(Collected data)

====

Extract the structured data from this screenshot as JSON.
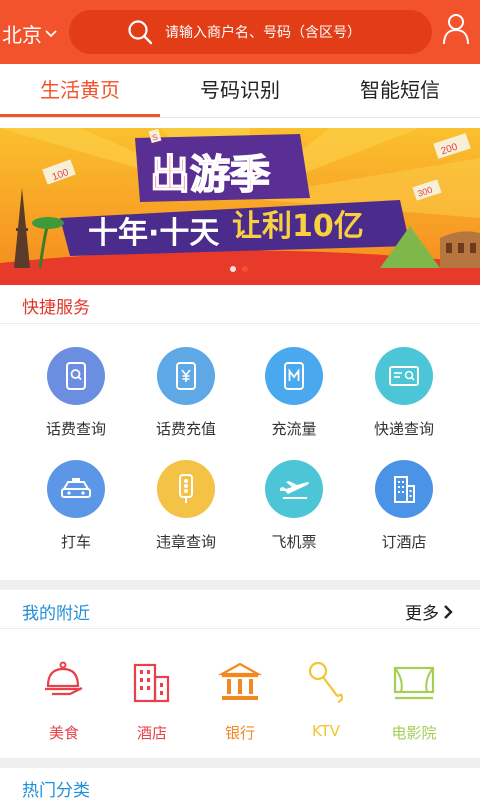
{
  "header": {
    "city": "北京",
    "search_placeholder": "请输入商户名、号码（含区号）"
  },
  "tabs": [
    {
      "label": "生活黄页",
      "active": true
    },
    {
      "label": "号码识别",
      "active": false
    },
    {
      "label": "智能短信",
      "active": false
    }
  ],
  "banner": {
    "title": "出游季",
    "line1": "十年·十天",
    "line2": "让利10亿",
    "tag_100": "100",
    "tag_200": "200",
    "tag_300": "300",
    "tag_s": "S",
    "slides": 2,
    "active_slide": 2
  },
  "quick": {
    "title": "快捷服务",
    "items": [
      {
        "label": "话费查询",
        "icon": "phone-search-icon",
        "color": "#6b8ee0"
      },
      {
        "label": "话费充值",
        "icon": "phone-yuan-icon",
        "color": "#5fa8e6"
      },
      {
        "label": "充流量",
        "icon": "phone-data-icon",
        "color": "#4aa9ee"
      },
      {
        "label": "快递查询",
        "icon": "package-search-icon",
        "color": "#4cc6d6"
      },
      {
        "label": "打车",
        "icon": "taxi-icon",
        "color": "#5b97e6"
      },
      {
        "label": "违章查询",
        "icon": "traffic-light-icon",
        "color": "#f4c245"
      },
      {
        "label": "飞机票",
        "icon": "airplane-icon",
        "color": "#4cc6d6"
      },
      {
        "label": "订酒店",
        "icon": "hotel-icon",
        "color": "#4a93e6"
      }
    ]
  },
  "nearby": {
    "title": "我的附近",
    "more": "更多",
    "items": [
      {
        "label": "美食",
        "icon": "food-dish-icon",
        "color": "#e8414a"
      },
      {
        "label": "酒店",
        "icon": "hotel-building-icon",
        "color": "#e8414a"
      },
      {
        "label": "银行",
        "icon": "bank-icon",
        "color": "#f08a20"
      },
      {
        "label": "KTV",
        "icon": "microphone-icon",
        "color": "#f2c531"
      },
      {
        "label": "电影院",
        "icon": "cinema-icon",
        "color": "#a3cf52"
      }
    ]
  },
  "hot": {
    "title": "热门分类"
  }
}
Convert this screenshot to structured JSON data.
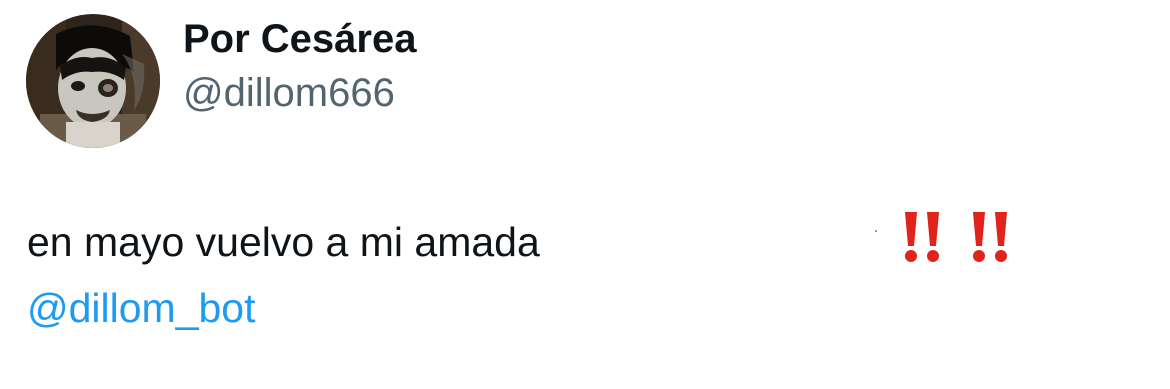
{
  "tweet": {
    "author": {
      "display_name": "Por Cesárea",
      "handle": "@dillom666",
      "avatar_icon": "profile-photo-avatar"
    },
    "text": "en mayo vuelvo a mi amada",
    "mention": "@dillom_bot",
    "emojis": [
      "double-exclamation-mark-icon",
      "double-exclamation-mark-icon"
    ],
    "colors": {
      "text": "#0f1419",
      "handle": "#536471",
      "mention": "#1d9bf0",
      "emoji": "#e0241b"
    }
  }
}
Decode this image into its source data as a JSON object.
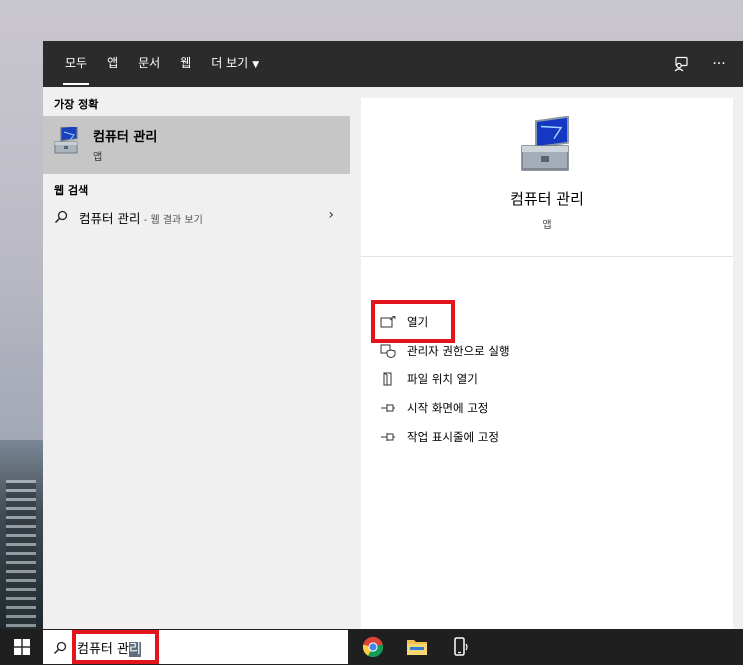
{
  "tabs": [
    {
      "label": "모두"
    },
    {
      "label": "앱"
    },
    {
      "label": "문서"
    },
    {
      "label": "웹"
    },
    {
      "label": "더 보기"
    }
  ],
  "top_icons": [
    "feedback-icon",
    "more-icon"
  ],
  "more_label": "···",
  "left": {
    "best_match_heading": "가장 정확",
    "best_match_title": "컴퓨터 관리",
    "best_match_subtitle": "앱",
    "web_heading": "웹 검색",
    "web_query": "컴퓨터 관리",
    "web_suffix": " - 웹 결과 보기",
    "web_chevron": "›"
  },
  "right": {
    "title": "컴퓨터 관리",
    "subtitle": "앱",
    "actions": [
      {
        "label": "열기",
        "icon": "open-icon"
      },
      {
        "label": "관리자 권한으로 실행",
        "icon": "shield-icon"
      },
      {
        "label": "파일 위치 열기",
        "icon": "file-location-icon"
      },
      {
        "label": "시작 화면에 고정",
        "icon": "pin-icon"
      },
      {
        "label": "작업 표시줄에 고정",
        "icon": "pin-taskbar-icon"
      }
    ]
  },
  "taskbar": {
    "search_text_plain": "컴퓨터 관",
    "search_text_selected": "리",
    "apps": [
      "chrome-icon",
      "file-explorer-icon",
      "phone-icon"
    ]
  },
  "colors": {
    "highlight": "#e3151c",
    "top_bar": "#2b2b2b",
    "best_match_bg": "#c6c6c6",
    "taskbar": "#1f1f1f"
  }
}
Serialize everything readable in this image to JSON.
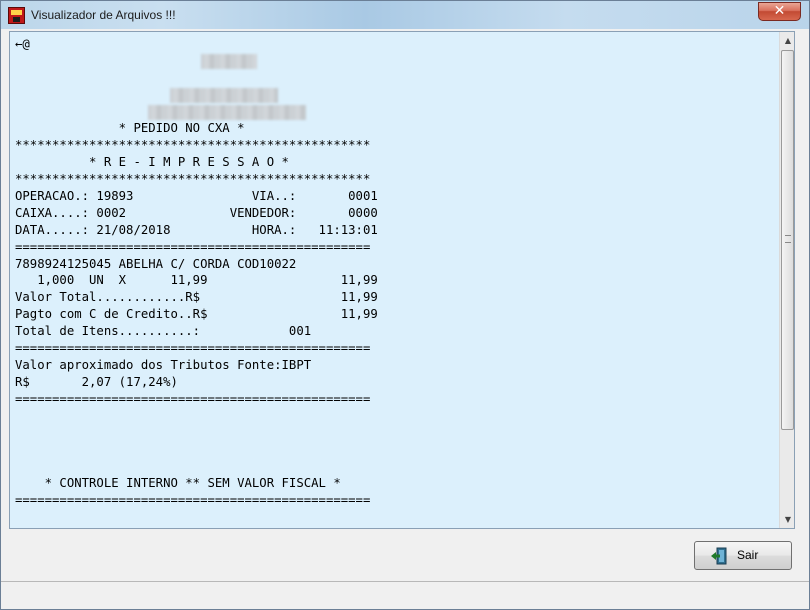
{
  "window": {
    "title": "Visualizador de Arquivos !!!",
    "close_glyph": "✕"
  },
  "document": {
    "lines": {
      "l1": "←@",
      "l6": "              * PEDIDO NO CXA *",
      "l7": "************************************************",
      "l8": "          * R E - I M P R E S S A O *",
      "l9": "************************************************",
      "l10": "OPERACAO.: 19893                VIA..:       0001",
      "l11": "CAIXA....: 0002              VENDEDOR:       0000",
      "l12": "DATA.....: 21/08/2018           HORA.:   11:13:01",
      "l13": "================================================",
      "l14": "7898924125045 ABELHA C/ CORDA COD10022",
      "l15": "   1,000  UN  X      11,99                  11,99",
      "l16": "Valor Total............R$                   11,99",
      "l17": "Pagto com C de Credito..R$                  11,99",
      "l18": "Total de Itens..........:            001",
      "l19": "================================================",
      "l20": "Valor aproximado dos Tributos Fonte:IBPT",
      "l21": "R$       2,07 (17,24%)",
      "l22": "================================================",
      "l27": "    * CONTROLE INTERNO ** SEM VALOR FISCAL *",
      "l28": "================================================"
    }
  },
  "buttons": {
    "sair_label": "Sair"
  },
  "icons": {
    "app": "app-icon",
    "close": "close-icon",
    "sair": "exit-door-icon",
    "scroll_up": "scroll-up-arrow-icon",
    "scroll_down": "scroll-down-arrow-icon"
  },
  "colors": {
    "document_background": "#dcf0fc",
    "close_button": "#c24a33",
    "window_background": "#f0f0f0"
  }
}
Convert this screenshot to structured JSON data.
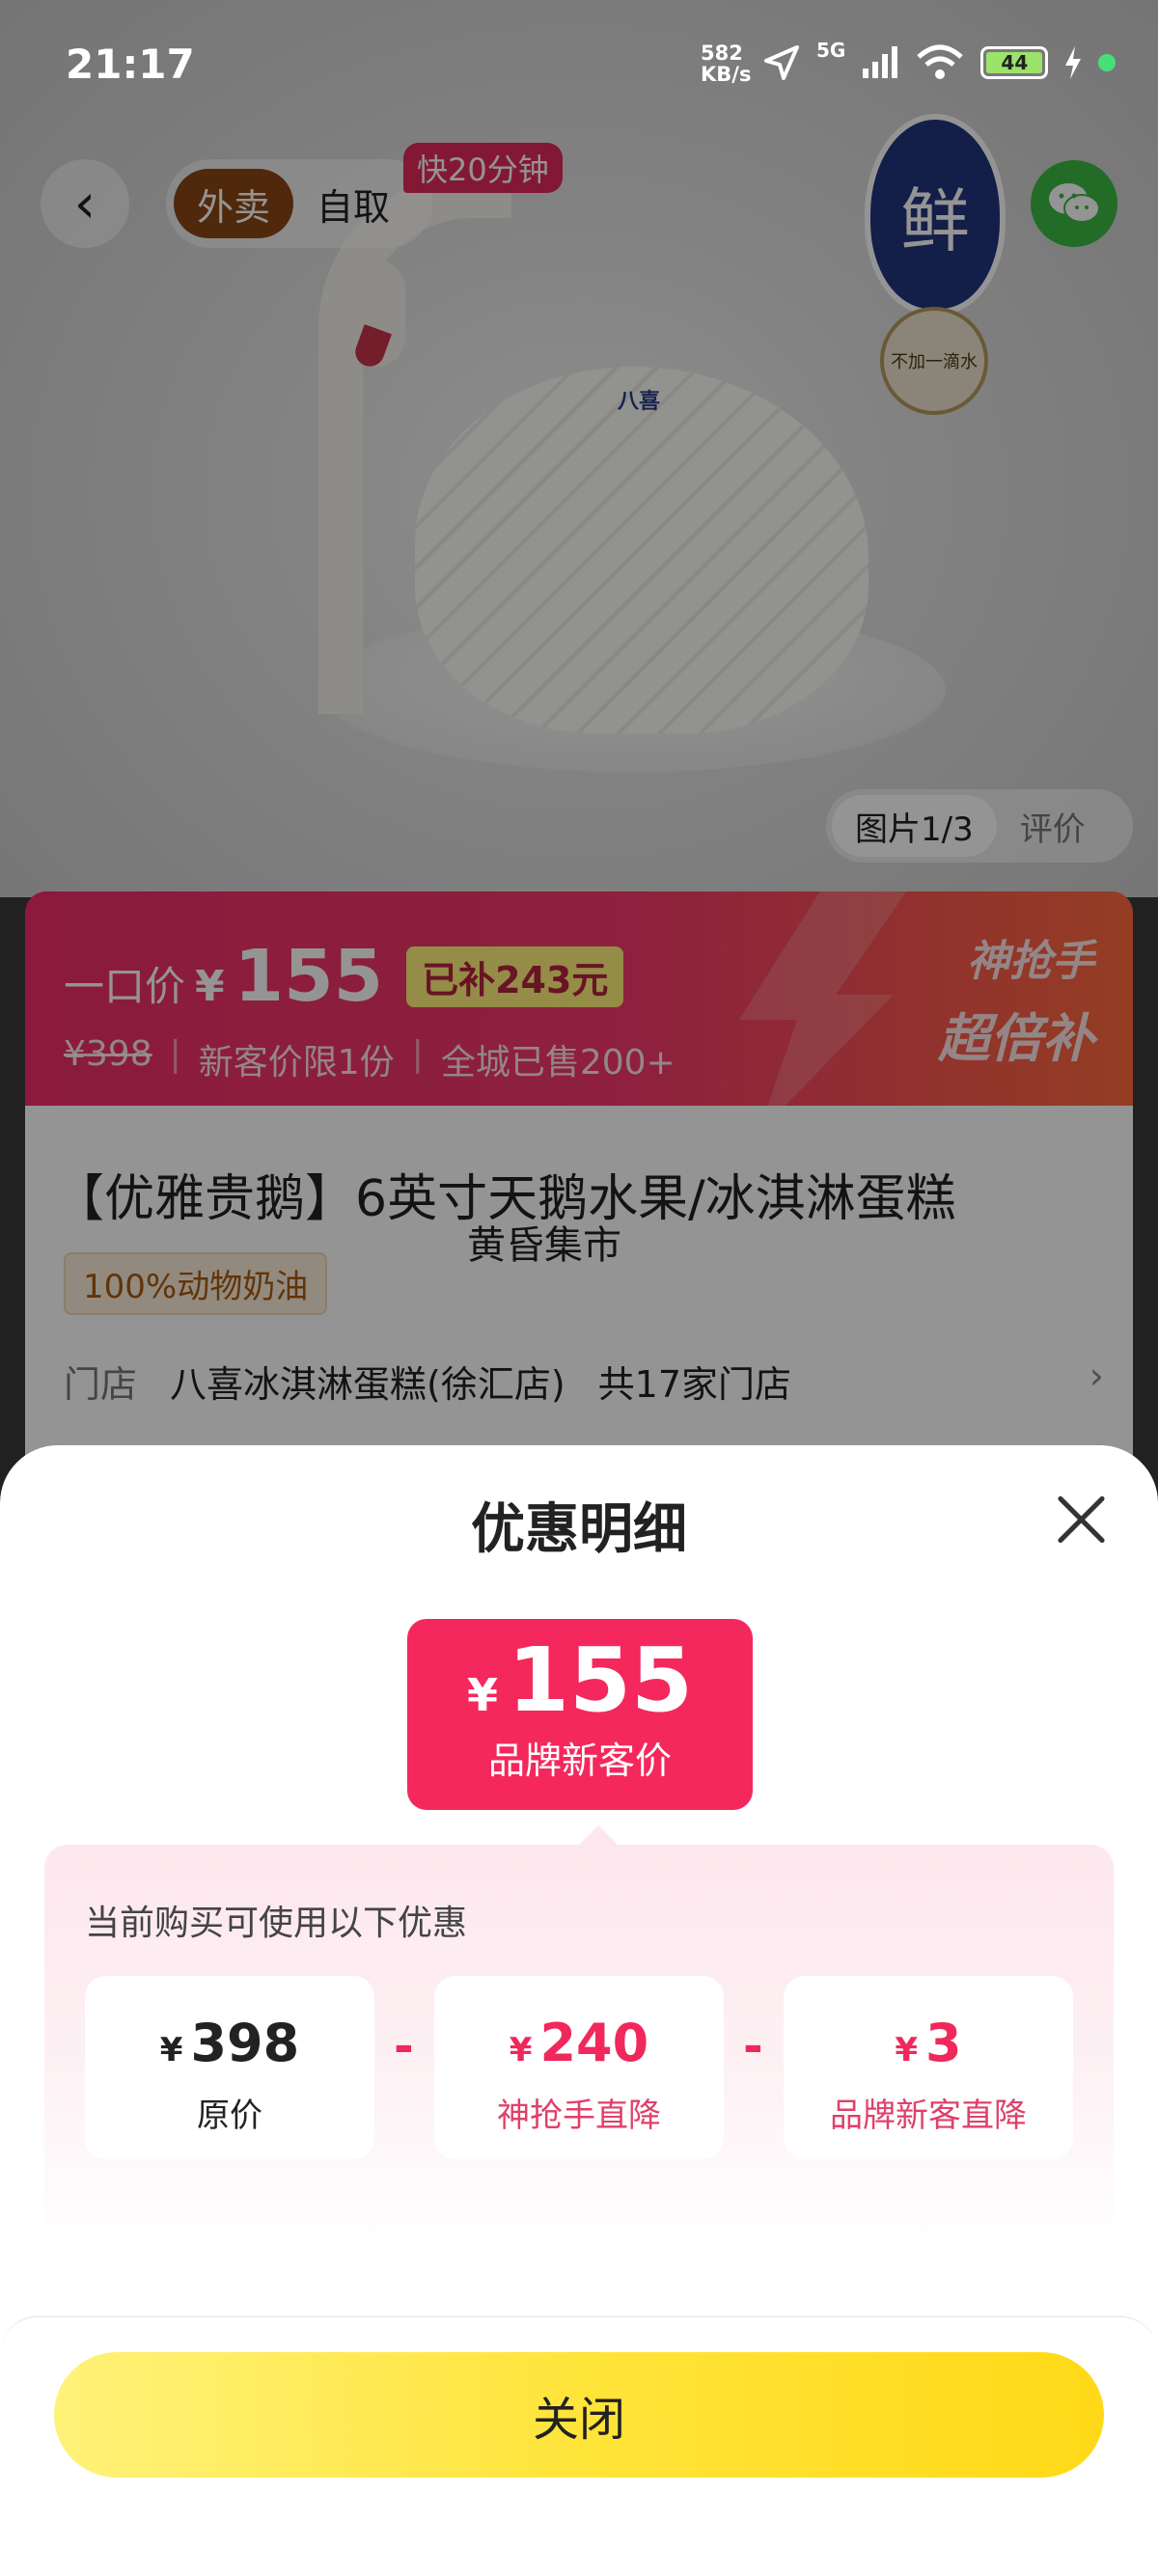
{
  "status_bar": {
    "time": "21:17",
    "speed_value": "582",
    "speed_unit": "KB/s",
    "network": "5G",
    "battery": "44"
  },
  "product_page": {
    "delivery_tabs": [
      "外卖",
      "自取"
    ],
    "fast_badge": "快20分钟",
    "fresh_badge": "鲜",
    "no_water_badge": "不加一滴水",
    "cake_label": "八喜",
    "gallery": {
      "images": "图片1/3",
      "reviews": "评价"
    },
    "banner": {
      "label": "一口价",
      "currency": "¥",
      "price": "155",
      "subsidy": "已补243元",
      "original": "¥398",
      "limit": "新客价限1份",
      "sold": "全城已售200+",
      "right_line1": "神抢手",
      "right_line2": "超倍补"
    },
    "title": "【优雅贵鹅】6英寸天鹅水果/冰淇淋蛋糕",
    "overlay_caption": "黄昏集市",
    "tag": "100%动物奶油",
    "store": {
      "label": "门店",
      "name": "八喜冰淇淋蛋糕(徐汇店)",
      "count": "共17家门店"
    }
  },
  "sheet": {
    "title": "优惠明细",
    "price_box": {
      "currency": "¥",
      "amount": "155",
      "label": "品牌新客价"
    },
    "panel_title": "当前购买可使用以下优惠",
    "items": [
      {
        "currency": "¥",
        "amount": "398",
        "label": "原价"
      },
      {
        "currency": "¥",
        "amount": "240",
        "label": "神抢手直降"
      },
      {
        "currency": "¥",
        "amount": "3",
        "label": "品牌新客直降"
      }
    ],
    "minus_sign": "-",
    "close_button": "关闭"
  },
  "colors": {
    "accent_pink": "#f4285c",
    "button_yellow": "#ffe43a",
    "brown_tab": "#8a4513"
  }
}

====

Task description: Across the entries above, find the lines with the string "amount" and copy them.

Completed exercise:
      "amount": "155",
        "amount": "398",
        "amount": "240",
        "amount": "3",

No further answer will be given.